TLDR: Be very careful using captured closures and anonymous methods - they can leak memory when you don't expect. Also copy-and-paste code is bad.
So yesterday we had an issue where a long-running service within our platform suddenly started throwing StackOverflowExceptions with a new version. It was a blocker to the next release, so inevitably I got tasked with fixing the issue.
A quick profile of a locally running copy replicated the error (phew!) and pointed to one of our HTTP based service clients being at fault. This was confusing, as those components hadn't changed.
But what had changed was how those clients were being used - previously, they had accidentally been injected from the IoC container as singletons - now they were being injected as transients.
So why would the stack overflow?
It turns out that the service clients all had copy-and-paste code used to ensure that a custom JSON converter was added to the default JSONSerializerSettings used by the Newtonsoft JSON library, and that code was leaking memory and ultimately causing the StackOverflowException.
But how? Here's the old code:
Pretty straightforward - and a static method in a static class shouldn't leak?
On lines 8 and 9 we're capturing a closure (defaultSettings) and then using that within an anonymous method that we're assigning back to JsonConvert.DefaultSettings.
Because of the captured closure, the compiler couldn't make the anonymous method truly static - so you get a new instance every time the helper method is called - and those instances are pinned (again because of the captured closure) so that they can't be garbage collected.
Since this helper was being called every time a service client was being instantiated, and the clients were no longer singletons, the profile was showing tens of thousands of instances in memory of Func<JsonSerializerSettings>. Not good.
The solution is to be rather more defensive in adding the converter.

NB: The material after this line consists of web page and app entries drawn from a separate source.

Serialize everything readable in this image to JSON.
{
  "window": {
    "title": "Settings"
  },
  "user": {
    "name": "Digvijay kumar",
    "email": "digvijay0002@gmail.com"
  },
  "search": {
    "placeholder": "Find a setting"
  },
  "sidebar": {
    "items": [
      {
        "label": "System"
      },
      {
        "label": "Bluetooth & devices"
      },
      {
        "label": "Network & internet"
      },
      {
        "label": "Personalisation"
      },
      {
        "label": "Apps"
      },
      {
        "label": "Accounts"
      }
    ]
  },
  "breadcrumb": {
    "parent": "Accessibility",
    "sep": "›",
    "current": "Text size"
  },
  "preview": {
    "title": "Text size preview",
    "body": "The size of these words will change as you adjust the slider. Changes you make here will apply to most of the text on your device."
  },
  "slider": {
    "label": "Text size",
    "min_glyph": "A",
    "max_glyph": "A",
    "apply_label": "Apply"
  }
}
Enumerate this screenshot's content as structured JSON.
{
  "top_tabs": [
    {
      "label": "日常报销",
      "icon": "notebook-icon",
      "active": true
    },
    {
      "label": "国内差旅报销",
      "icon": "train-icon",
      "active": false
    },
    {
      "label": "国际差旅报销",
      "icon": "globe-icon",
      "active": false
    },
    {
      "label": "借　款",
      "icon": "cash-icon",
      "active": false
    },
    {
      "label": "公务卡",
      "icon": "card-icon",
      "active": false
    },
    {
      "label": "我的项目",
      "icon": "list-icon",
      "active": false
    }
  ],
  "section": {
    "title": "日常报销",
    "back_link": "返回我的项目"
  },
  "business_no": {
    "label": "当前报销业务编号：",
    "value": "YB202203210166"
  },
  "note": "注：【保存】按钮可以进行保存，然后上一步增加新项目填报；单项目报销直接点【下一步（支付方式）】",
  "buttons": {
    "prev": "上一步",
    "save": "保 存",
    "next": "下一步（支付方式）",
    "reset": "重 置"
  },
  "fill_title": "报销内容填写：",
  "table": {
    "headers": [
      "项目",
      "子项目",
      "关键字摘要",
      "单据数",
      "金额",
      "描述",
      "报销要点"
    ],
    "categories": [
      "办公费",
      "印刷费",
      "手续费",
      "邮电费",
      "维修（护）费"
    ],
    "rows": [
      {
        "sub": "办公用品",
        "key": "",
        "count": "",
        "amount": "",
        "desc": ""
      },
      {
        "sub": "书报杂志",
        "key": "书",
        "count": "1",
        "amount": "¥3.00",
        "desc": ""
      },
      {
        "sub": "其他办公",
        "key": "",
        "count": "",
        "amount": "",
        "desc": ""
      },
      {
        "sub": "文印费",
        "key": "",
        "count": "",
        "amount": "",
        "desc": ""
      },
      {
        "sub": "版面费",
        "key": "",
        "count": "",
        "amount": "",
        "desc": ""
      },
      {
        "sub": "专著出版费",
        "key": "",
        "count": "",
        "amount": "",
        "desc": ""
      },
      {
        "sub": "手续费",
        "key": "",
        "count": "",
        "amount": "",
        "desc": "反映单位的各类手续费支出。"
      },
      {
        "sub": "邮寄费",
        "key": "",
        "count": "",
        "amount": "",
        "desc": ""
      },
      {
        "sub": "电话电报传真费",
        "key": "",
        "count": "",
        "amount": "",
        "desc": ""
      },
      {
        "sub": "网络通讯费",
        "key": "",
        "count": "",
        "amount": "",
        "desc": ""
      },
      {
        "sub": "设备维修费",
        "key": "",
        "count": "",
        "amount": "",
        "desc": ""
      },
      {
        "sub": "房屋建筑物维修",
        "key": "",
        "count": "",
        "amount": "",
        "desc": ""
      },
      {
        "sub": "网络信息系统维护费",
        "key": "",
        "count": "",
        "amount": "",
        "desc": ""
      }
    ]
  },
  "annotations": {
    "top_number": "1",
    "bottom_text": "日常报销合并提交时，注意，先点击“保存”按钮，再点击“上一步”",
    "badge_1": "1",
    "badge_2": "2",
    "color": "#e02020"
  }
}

Here's the corrected version:
We create our own default JsonSerializerSettings instance and a genuinely static Func<JsonSerializerSettings> helper method on lines 7 & 8.
If JsonConvert.DefaultSettings is null, we assign that helper (within a double-checked lock for safety) on line 18.
Finally, we use whatever helper factory was assigned to get the default JsonSerializerSettings instance (line 23) and add our converter if needed - again within a double-checked lock (line 32).
Re-running the repro resulted in exactly 1 instance of Func<JsonSerializerSettings> being created - and our bug is fixed.
The moral of the story? Watch out for anonymous methods and captured closures - they can bite!